Element data from apps and pages:

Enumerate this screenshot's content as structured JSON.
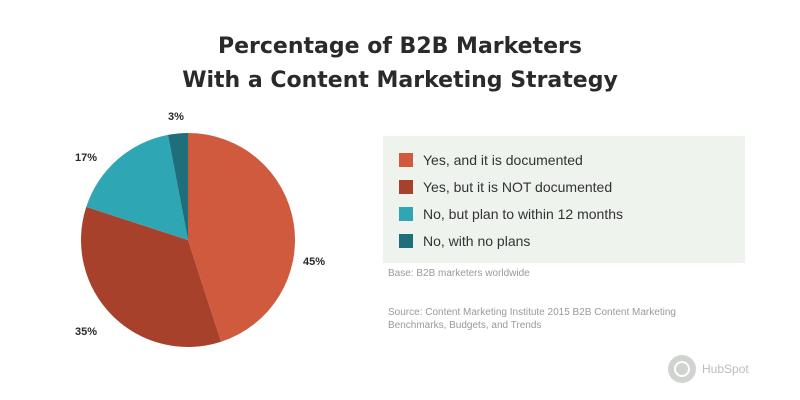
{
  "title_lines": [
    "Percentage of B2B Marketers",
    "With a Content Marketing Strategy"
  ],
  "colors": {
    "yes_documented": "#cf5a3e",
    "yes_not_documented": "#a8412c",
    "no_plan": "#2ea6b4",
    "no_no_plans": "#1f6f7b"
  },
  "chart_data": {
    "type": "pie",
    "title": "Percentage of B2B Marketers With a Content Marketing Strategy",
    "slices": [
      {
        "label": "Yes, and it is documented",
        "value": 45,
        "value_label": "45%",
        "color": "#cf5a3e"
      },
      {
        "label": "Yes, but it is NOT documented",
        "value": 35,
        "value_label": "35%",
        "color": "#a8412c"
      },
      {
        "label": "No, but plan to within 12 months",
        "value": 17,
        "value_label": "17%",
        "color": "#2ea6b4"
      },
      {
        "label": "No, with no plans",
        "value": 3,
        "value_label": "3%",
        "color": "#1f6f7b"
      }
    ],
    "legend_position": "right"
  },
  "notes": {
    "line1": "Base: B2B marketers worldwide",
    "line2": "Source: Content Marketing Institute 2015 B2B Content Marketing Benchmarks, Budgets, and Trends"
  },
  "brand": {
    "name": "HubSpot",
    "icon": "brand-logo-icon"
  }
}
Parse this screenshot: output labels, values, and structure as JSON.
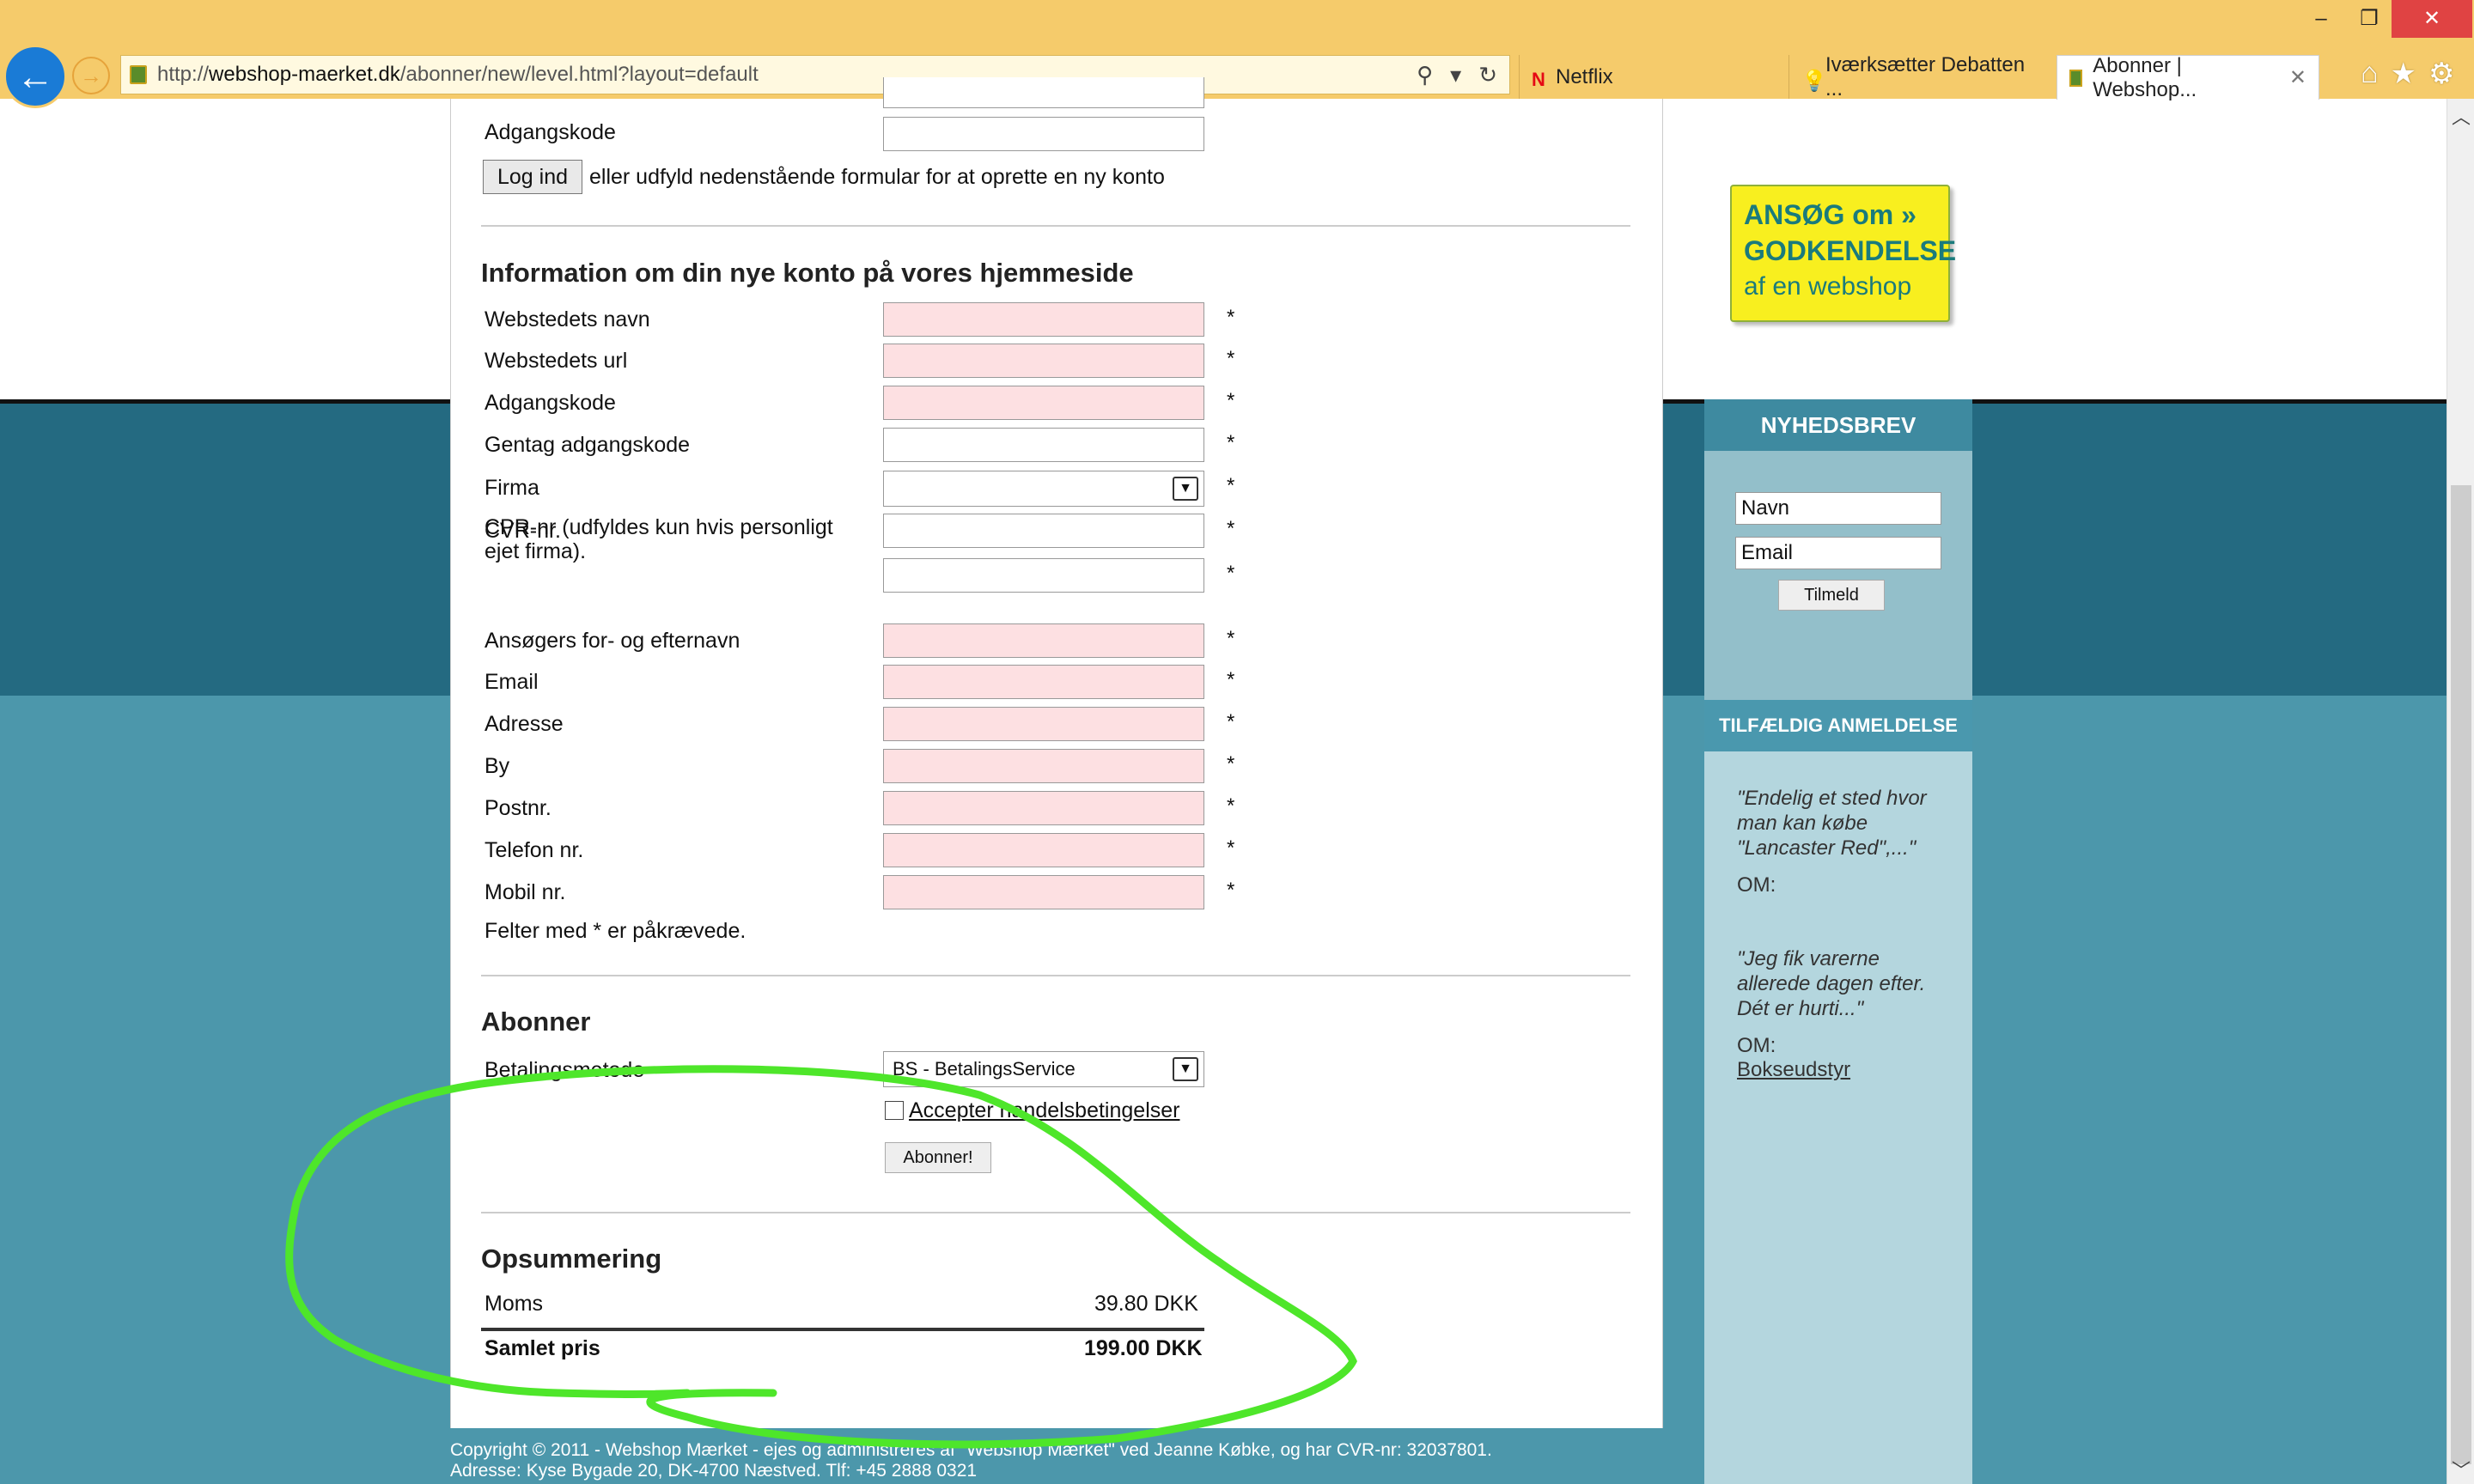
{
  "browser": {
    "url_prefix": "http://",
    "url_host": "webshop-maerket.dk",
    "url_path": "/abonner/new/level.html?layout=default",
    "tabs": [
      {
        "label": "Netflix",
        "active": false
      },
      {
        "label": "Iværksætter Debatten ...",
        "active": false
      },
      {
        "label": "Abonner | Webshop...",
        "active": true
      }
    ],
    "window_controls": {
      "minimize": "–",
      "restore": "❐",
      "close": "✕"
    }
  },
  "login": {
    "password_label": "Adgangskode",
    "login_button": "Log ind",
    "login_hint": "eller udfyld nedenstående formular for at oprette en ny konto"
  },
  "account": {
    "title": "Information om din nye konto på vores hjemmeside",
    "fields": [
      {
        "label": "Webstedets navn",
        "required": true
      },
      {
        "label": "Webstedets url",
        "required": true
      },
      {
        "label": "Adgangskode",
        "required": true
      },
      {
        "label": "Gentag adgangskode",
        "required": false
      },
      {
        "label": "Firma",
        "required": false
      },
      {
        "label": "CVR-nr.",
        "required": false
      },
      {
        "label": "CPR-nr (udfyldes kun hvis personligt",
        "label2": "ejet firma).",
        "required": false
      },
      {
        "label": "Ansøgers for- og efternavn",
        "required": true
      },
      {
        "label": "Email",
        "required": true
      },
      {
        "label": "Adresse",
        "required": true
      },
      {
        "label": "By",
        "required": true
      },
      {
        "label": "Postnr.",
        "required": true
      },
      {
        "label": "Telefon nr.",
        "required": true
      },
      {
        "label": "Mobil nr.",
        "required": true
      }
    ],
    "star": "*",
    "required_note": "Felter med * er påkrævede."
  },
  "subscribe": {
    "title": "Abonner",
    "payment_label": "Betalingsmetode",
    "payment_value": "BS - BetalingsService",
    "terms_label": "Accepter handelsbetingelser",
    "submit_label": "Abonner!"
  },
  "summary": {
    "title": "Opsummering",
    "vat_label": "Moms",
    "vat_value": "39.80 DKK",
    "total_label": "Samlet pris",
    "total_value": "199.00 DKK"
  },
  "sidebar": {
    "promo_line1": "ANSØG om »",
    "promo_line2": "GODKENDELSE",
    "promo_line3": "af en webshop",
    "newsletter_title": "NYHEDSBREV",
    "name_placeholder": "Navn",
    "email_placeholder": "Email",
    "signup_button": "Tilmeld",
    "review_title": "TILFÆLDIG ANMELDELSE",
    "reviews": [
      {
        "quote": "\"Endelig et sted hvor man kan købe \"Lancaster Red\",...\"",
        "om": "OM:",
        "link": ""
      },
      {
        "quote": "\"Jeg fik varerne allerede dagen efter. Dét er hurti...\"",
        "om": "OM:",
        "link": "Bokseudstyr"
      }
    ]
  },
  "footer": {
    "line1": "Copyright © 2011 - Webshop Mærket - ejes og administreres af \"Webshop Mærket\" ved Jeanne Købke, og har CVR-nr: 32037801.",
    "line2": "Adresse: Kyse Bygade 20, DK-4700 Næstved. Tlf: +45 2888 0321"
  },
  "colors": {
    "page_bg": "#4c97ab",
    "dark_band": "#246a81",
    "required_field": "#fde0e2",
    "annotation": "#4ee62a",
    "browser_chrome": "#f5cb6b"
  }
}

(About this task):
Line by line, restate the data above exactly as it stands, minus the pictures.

(Response):
Enumerate this screenshot's content as structured JSON.
{
  "title_lines": [
    "Percentage of B2B Marketers",
    "With a Content Marketing Strategy"
  ],
  "colors": {
    "yes_documented": "#cf5a3e",
    "yes_not_documented": "#a8412c",
    "no_plan": "#2ea6b4",
    "no_no_plans": "#1f6f7b"
  },
  "chart_data": {
    "type": "pie",
    "title": "Percentage of B2B Marketers With a Content Marketing Strategy",
    "slices": [
      {
        "label": "Yes, and it is documented",
        "value": 45,
        "value_label": "45%",
        "color": "#cf5a3e"
      },
      {
        "label": "Yes, but it is NOT documented",
        "value": 35,
        "value_label": "35%",
        "color": "#a8412c"
      },
      {
        "label": "No, but plan to within 12 months",
        "value": 17,
        "value_label": "17%",
        "color": "#2ea6b4"
      },
      {
        "label": "No, with no plans",
        "value": 3,
        "value_label": "3%",
        "color": "#1f6f7b"
      }
    ],
    "legend_position": "right"
  },
  "notes": {
    "line1": "Base: B2B marketers worldwide",
    "line2": "Source: Content Marketing Institute 2015 B2B Content Marketing Benchmarks, Budgets, and Trends"
  },
  "brand": {
    "name": "HubSpot",
    "icon": "brand-logo-icon"
  }
}
Parse this screenshot: output labels, values, and structure as JSON.
{
  "browser": {
    "url_prefix": "http://",
    "url_host": "webshop-maerket.dk",
    "url_path": "/abonner/new/level.html?layout=default",
    "tabs": [
      {
        "label": "Netflix",
        "active": false
      },
      {
        "label": "Iværksætter Debatten ...",
        "active": false
      },
      {
        "label": "Abonner | Webshop...",
        "active": true
      }
    ],
    "window_controls": {
      "minimize": "–",
      "restore": "❐",
      "close": "✕"
    }
  },
  "login": {
    "password_label": "Adgangskode",
    "login_button": "Log ind",
    "login_hint": "eller udfyld nedenstående formular for at oprette en ny konto"
  },
  "account": {
    "title": "Information om din nye konto på vores hjemmeside",
    "fields": [
      {
        "label": "Webstedets navn",
        "required": true
      },
      {
        "label": "Webstedets url",
        "required": true
      },
      {
        "label": "Adgangskode",
        "required": true
      },
      {
        "label": "Gentag adgangskode",
        "required": false
      },
      {
        "label": "Firma",
        "required": false
      },
      {
        "label": "CVR-nr.",
        "required": false
      },
      {
        "label": "CPR-nr (udfyldes kun hvis personligt",
        "label2": "ejet firma).",
        "required": false
      },
      {
        "label": "Ansøgers for- og efternavn",
        "required": true
      },
      {
        "label": "Email",
        "required": true
      },
      {
        "label": "Adresse",
        "required": true
      },
      {
        "label": "By",
        "required": true
      },
      {
        "label": "Postnr.",
        "required": true
      },
      {
        "label": "Telefon nr.",
        "required": true
      },
      {
        "label": "Mobil nr.",
        "required": true
      }
    ],
    "star": "*",
    "required_note": "Felter med * er påkrævede."
  },
  "subscribe": {
    "title": "Abonner",
    "payment_label": "Betalingsmetode",
    "payment_value": "BS - BetalingsService",
    "terms_label": "Accepter handelsbetingelser",
    "submit_label": "Abonner!"
  },
  "summary": {
    "title": "Opsummering",
    "vat_label": "Moms",
    "vat_value": "39.80 DKK",
    "total_label": "Samlet pris",
    "total_value": "199.00 DKK"
  },
  "sidebar": {
    "promo_line1": "ANSØG om »",
    "promo_line2": "GODKENDELSE",
    "promo_line3": "af en webshop",
    "newsletter_title": "NYHEDSBREV",
    "name_placeholder": "Navn",
    "email_placeholder": "Email",
    "signup_button": "Tilmeld",
    "review_title": "TILFÆLDIG ANMELDELSE",
    "reviews": [
      {
        "quote": "\"Endelig et sted hvor man kan købe \"Lancaster Red\",...\"",
        "om": "OM:",
        "link": ""
      },
      {
        "quote": "\"Jeg fik varerne allerede dagen efter. Dét er hurti...\"",
        "om": "OM:",
        "link": "Bokseudstyr"
      }
    ]
  },
  "footer": {
    "line1": "Copyright © 2011 - Webshop Mærket - ejes og administreres af \"Webshop Mærket\" ved Jeanne Købke, og har CVR-nr: 32037801.",
    "line2": "Adresse: Kyse Bygade 20, DK-4700 Næstved. Tlf: +45 2888 0321"
  },
  "colors": {
    "page_bg": "#4c97ab",
    "dark_band": "#246a81",
    "required_field": "#fde0e2",
    "annotation": "#4ee62a",
    "browser_chrome": "#f5cb6b"
  }
}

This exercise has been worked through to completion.